Rule #7: The elderly, disabled, people carrying stuff (babies, packages, food) and those with nothing better to do move slower and must be allowed adequate time to board the elevator.  (Yea I know it seems to take forever but just remember, some day it may be you who needs that time.)

Rule #8: Regarding speaking on cell phones in public places, don’t say anything you wouldn’t want printed in tomorrow’s paper (or blog).  And BTW, “CAN YOU HEAR ME KNOW!”, speaking louder does not improve your cell phone reception.

Rule #9: As a general rule the personal body space  distance in social situations is about 18 inches (OK, OK it varies by culture but for most people in the US it’s still about 18 inches.).  The personal body space distance in intimate situations is less than 18 inches.  Just because we break from convention to allow more people to fit in the elevator doesn’t mean we’ve become more intimate.

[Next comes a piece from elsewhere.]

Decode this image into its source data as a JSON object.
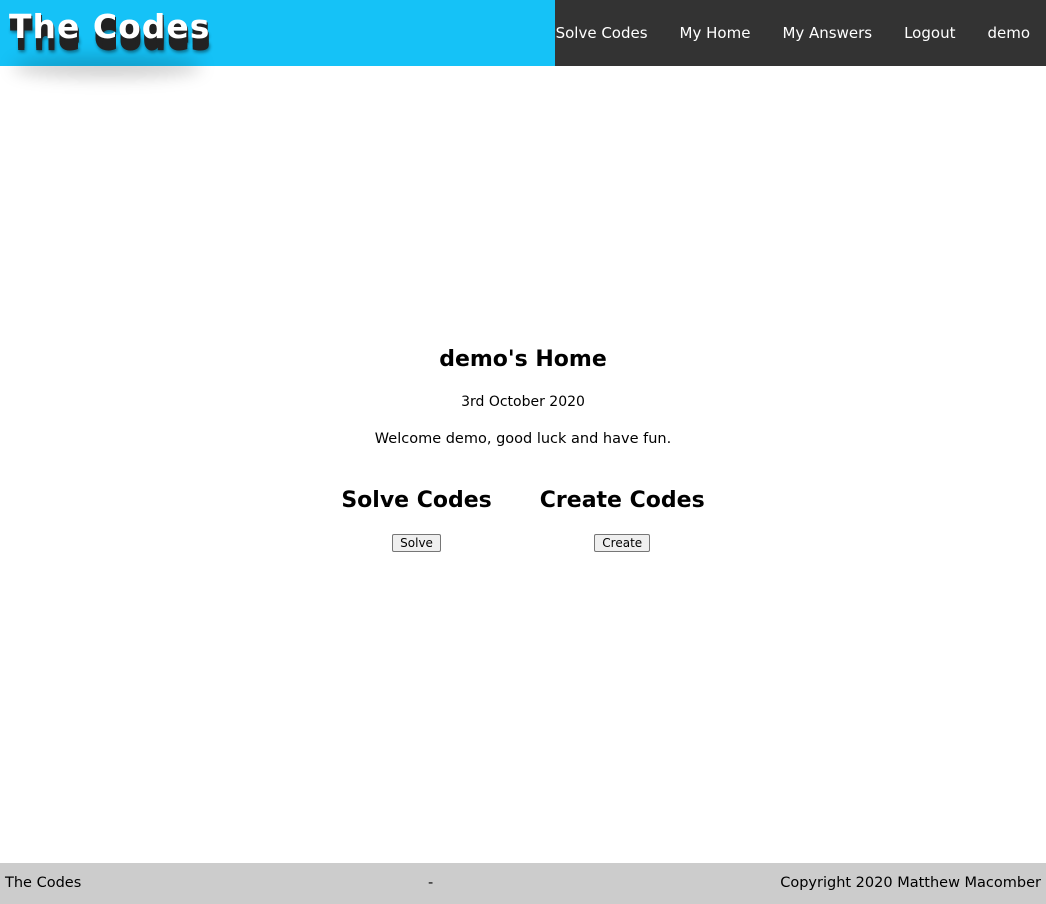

Rule #10: Eighty-five percent of buildings with at least 13 floors do not have a named “13th floor“.  It’s considered unlucky or superstitious to have one.  That’s just the way it is so the next time you are on an elevator and some smart-ass gets on and asks you to press floor thirteen just tell him to press it himself if he is feeling lucky.  (BTW for all of you who live or work on the 14th floor in building that don’t have a “13th floor” it is really the 13th floor.  Sorry to ruin your day.)

Well that is it for today.  If you can think of any more add them to the list.  Who knows, someday we may have an “Elevator Etiquette” course manual.

The Cornerman

Thursday, May 29th, 2008

Years ago as a child I asked my father for money in order to buy some ice cream.  He said he would give it to me but I had to promise to memorize something he was going to tell me.  It seemed like a fairly straight forward deal so I agreed.  He then said, “always remember to make sure your cornerman is in your corner.”  He made me repeat it back to him so I did but I must have looked a little puzzled when I did it.  At the time I wasn’t really sure what he meant by that comment so I asked him, “so why must you always make sure your cornerman is in your corner?”  As he handed me a dollar bill he said quite simply, “because sometimes he isn’t.”  I was seven years old at the time but I never forgot that message even though it took me a few years to fully understand its meaning.

 My father, much like his father, was a boxer in his youth.  He trained as a teenager in a gym his father owned on the near north side of Chicago back in the 1920’s and 1930’s.  My grandfather trained local youths in the sport of boxing.  The gym not only supplemented his income but served as a front for his real source of income, a saloon known as the “Shamrock Verein”.  It was there he taught my father the importance of the cornerman.  In boxing the cornerman is your trainer and coach.  When you enter the ring against your opponent it is this trusted individual who supports, advises and watches out for you.  Your cornerman can make or break you in a close match.  Sometimes, as you may have guessed, your cornerman is not always in your corner.

There are two main reasons why your cornerman may not be “in your corner”.  The first is that they may not be competent enough to be there in the first place.  They may lack adequate experience and be providing poor advise.  It doesn’t take more than a couple of ass-kickings to figure out if this is the reason.  If everyone your cornerman trains gets beat then the problem is most likely the cornerman.  There is another reason why the cornerman may not be in your corner.  This one is more subtle and dangerous.  That is because your cornerman has sold you out.  He has either bet against you or at the very least his interests are not aligned with yours.  (This is referred to as the principal-agent problem.)  The problem is one of asymmetric information and the solution is one of aligning incentives so that both boxer and cornerman approach the ring with the same goal.

Everyone needs a cornerman.  It could be your coach, trainer, agent, consultant, financial advisor, priest, minister, rabbi, physician, mentor, attorney, or anyone who assists and guides you in life.  It doesn’t matter if they get paid for it or they volunteer.  Part of their best interest must include your best interest for them to be granted this trusted position.  So heed these words, “always remember to make sure your corner man is in your corner.”